PROBLEM =>
For the listing below, give the count of lines containing "answer", and no other text.

RECORD EXCERPTS =>
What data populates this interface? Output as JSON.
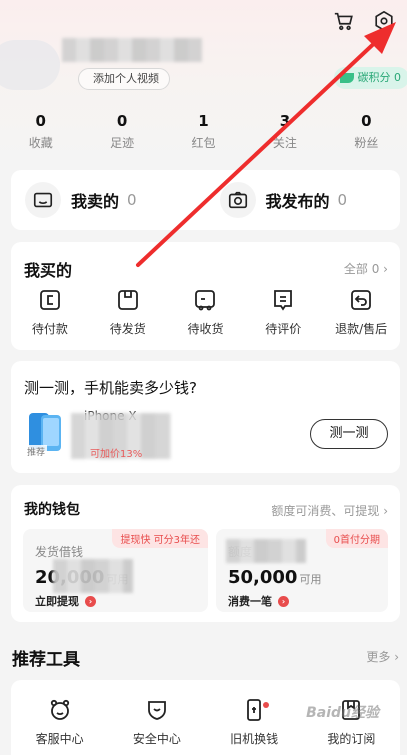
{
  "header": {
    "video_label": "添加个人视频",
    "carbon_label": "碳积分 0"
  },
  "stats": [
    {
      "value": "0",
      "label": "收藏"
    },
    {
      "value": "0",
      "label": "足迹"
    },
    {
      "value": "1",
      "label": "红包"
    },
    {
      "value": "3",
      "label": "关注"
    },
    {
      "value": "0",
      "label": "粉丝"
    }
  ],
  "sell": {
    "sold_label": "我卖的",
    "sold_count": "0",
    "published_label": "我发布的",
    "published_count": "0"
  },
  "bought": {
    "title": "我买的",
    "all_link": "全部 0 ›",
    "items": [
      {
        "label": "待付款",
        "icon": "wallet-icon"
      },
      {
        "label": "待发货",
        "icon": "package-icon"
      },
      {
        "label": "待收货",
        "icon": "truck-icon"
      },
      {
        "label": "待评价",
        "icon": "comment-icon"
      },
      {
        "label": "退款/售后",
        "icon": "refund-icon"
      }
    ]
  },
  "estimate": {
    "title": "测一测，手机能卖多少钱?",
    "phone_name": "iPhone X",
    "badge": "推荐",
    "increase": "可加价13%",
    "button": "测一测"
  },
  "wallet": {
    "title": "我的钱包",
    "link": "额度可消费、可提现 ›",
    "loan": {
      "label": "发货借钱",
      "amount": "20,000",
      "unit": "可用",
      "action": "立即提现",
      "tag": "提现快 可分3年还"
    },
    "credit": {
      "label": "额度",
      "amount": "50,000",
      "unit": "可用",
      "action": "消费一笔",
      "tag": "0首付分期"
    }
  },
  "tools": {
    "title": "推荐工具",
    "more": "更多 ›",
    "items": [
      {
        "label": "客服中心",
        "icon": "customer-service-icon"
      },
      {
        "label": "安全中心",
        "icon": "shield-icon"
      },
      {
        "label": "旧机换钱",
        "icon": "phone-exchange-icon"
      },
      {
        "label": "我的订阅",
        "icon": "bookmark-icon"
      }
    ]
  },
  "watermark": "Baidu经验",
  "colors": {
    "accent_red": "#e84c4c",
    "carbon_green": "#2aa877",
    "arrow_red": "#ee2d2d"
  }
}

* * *

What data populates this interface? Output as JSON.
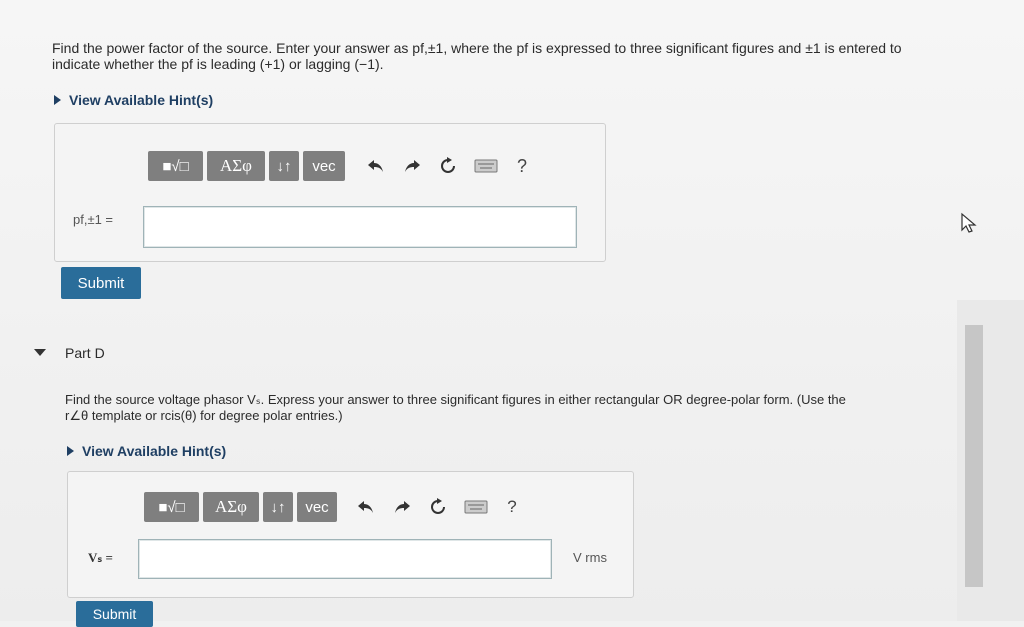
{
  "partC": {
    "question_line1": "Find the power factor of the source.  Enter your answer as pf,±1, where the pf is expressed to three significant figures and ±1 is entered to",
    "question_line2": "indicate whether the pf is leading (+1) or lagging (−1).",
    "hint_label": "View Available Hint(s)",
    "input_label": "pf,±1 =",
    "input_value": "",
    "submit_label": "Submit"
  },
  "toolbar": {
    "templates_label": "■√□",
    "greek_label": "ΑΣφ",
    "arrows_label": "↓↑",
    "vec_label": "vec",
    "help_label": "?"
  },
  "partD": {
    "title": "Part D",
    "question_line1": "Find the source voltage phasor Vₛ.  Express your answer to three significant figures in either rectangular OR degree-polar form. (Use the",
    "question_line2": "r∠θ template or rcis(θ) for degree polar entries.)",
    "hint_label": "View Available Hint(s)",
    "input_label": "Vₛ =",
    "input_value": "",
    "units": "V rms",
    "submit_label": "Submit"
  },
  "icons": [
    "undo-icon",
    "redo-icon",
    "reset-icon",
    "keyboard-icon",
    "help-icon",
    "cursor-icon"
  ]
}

COMPLETED TASK =>
2